Remembrance Day, Royal Court Theatre, London

Watching Aleksey Scherbak's extraordinarily powerful Remembrance Day, I kept thinking how deeply both Mikhail Bulgakov and Sean O'Casey would have appreciated its human and artistic qualities. Scherbak, like them, has the gift of showing how appalling tragedy and hapless comedy restively malinger in a perpetual, untidy coexistence, especially in societies that are corrosively divided.

The play's simple, eloquent staging further intensifies the mixed moods of black humour, desolate pathos and dark foreboding in Michael Longhurst's splendidly acted production. The play is set in a block of flats in the Latvian capital of Riga. Living cheek by jowl, though not on speaking terms, in stark apartments are figures who betoken the bitter legacy of the country's contentious past. In the sharply paradoxical stage picture created here, it's as though their separate living quarters have been superimposed on each other so that implacable foes and pained moderates drift around the one communal space, unwittingly sitting side by side at a kitchen table, and promiscuously arriving and departing through the same row of front doors on Tom Scutt's uncluttered, vivid design.

The dramatic events are triggered by Latvian Legion Day, the annual procession through Riga of Nazi Waffen SS veterans and other native Latvians in commemoration of those who fought against the Soviets even if that meant getting into bed with Hitler. Preparing to join in her first anti-fascist demo is young Anya, whose unnerving zeal and the emotional hurt and confusion that underpin it are brilliantly communicated by Ruby Bentall. Her parents are ethnic Russian and, while accompanying her to keep her out of trouble, the girl's father, Sasha (a movingly troubled Michael Nardone), gives an impromptu interview to a pro-Russian television channel and makes a plea for toleration, arguing that it is time "to end this uproar over these old men". He's falsely branded a Nazi sympathiser and it's not long before swastikas are painted on their doors, his wife sacked, his daughter murderously alienated from him, and his apolitical son embroiled in street violence.

Written under the auspices of the Royal Court's remarkable international department and robustly translated by Rory Mullarkey, Remembrance Day superbly complicates your sense of the intractability of the situation.
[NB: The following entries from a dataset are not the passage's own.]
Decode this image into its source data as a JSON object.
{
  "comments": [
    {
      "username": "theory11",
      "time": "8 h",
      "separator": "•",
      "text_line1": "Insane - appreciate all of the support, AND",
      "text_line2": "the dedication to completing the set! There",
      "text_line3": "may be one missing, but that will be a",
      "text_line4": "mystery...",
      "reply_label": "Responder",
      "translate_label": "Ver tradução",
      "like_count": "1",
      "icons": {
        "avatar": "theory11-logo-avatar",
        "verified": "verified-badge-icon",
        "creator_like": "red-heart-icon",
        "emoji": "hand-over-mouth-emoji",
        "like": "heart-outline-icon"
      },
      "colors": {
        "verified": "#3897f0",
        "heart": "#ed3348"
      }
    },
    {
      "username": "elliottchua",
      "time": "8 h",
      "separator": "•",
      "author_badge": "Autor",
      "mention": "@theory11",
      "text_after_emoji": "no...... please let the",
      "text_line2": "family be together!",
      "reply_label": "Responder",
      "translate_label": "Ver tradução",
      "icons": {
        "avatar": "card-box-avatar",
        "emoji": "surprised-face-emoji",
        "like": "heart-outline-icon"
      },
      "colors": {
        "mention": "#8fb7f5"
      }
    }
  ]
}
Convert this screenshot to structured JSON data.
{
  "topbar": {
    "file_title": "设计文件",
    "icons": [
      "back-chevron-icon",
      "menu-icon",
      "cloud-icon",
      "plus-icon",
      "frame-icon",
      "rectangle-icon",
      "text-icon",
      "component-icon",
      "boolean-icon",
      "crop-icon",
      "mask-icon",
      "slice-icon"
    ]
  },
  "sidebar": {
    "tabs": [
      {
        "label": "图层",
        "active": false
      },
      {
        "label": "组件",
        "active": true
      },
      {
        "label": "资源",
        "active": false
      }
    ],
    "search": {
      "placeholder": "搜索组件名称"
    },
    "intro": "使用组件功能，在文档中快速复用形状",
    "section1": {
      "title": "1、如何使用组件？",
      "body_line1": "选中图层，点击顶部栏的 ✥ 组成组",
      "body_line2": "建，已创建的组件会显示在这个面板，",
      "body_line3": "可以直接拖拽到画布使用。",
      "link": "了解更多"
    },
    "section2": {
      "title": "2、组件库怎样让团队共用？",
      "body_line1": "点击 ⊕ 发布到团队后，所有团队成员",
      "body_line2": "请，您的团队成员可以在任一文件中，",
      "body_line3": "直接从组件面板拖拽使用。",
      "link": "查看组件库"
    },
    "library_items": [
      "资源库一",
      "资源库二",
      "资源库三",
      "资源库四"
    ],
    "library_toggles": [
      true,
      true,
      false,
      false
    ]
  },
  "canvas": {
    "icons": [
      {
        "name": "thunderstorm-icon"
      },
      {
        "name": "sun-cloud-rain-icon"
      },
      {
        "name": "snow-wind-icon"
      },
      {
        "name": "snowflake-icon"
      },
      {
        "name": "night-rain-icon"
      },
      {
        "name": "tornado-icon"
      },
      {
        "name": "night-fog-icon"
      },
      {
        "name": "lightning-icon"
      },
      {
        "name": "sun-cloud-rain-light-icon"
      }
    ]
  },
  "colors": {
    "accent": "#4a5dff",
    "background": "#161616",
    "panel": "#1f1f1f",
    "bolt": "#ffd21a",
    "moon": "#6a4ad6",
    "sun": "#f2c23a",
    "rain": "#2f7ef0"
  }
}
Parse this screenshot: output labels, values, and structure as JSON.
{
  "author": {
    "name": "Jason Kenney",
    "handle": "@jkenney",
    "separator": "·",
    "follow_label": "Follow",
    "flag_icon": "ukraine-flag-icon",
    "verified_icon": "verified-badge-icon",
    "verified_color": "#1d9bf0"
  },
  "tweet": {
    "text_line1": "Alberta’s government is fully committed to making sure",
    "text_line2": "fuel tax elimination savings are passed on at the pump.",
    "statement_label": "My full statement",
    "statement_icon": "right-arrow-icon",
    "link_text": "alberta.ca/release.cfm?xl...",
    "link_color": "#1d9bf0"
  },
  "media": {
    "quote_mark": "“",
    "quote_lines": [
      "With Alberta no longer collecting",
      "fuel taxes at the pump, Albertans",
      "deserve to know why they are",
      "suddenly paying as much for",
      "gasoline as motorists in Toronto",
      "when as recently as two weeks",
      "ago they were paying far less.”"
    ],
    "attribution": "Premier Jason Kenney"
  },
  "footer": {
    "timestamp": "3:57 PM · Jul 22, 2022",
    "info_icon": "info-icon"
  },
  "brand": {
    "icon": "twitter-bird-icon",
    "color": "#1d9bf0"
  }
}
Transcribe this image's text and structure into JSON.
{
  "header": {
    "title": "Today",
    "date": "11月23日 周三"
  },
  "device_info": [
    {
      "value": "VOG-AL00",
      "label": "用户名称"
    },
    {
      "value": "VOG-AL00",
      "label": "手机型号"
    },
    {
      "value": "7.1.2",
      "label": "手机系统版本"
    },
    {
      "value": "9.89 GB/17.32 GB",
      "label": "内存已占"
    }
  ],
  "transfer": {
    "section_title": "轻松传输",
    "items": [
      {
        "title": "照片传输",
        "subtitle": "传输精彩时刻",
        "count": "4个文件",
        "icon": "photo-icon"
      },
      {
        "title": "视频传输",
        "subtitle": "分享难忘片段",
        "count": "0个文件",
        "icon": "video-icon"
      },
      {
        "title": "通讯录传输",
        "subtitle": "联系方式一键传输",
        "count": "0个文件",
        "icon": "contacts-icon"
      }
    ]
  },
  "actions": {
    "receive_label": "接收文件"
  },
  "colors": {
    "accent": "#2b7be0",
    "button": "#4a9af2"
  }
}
There's a gloriously tragicomic and O'Casey-esque double-act between an unrepentant nationalist veteran (Sam Kelly) and his more sensitive sidekick (Ewan Hooper) who points out that he has fought in four armies in the course of his life. It's typical of the play's wrong-footing myriad-mindedness that just when you tensely think it's an assassin's knock at Sasha's door, it turns out to be the Kelly character paying a reluctant call to thank him for medical help. The play is, by turns, heartbreaking, beadily satiric and humorous.

Can we let go of old animosities without betraying the victims of past injustice? I don't think the play straightforwardly endorses Sasha's brooding tolerance. Certainly, it shows us how some unlovely young activists in Latvia keep the rifts open as a cynical career move. Unreservedly recommended.

To 16 April (020 7565 5000)